Please reproduce all the records exactly while leaving out their pictures.

> **Provided records**
........

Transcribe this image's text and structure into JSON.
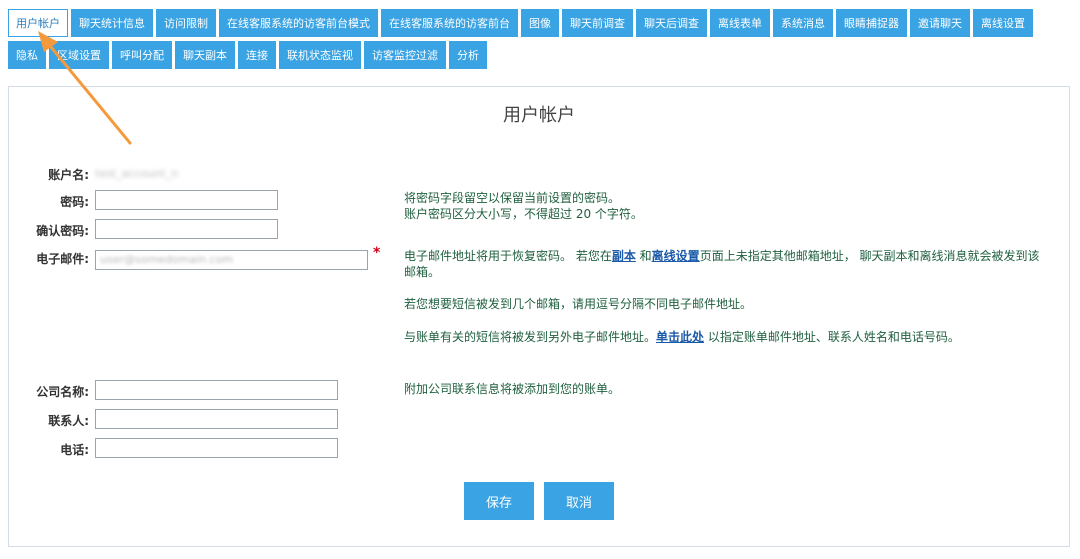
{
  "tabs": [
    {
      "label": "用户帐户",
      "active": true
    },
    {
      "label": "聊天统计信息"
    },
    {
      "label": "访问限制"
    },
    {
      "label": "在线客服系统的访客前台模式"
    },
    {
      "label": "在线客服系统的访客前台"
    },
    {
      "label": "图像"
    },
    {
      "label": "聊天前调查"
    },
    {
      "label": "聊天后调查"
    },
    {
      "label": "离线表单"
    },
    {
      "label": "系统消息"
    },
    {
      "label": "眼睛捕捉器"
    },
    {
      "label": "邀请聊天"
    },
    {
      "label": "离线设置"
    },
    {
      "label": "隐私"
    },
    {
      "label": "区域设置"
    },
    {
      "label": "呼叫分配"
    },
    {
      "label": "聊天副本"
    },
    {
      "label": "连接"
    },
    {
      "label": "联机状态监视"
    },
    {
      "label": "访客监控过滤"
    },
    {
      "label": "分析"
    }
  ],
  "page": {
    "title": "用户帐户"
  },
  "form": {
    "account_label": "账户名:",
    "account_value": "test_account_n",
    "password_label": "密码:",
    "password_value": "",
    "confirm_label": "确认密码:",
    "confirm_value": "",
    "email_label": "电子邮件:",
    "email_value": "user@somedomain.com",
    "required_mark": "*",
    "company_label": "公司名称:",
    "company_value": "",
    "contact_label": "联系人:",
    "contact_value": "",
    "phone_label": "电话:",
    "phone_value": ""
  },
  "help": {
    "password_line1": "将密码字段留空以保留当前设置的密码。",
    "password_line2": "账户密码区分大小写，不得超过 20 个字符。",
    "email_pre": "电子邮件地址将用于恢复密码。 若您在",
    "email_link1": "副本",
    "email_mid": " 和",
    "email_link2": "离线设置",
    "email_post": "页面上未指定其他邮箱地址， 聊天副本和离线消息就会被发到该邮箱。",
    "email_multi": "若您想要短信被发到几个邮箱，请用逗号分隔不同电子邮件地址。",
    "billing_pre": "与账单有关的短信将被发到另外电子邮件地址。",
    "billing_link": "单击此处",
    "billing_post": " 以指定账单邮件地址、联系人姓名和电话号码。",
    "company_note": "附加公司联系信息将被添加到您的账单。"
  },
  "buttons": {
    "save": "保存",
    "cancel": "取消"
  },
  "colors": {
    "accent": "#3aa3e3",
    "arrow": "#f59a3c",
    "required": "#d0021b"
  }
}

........

> **Result for this exercise**
Transcribe this image's text and structure into JSON.
{
  "tabs": [
    {
      "label": "用户帐户",
      "active": true
    },
    {
      "label": "聊天统计信息"
    },
    {
      "label": "访问限制"
    },
    {
      "label": "在线客服系统的访客前台模式"
    },
    {
      "label": "在线客服系统的访客前台"
    },
    {
      "label": "图像"
    },
    {
      "label": "聊天前调查"
    },
    {
      "label": "聊天后调查"
    },
    {
      "label": "离线表单"
    },
    {
      "label": "系统消息"
    },
    {
      "label": "眼睛捕捉器"
    },
    {
      "label": "邀请聊天"
    },
    {
      "label": "离线设置"
    },
    {
      "label": "隐私"
    },
    {
      "label": "区域设置"
    },
    {
      "label": "呼叫分配"
    },
    {
      "label": "聊天副本"
    },
    {
      "label": "连接"
    },
    {
      "label": "联机状态监视"
    },
    {
      "label": "访客监控过滤"
    },
    {
      "label": "分析"
    }
  ],
  "page": {
    "title": "用户帐户"
  },
  "form": {
    "account_label": "账户名:",
    "account_value": "test_account_n",
    "password_label": "密码:",
    "password_value": "",
    "confirm_label": "确认密码:",
    "confirm_value": "",
    "email_label": "电子邮件:",
    "email_value": "user@somedomain.com",
    "required_mark": "*",
    "company_label": "公司名称:",
    "company_value": "",
    "contact_label": "联系人:",
    "contact_value": "",
    "phone_label": "电话:",
    "phone_value": ""
  },
  "help": {
    "password_line1": "将密码字段留空以保留当前设置的密码。",
    "password_line2": "账户密码区分大小写，不得超过 20 个字符。",
    "email_pre": "电子邮件地址将用于恢复密码。 若您在",
    "email_link1": "副本",
    "email_mid": " 和",
    "email_link2": "离线设置",
    "email_post": "页面上未指定其他邮箱地址， 聊天副本和离线消息就会被发到该邮箱。",
    "email_multi": "若您想要短信被发到几个邮箱，请用逗号分隔不同电子邮件地址。",
    "billing_pre": "与账单有关的短信将被发到另外电子邮件地址。",
    "billing_link": "单击此处",
    "billing_post": " 以指定账单邮件地址、联系人姓名和电话号码。",
    "company_note": "附加公司联系信息将被添加到您的账单。"
  },
  "buttons": {
    "save": "保存",
    "cancel": "取消"
  },
  "colors": {
    "accent": "#3aa3e3",
    "arrow": "#f59a3c",
    "required": "#d0021b"
  }
}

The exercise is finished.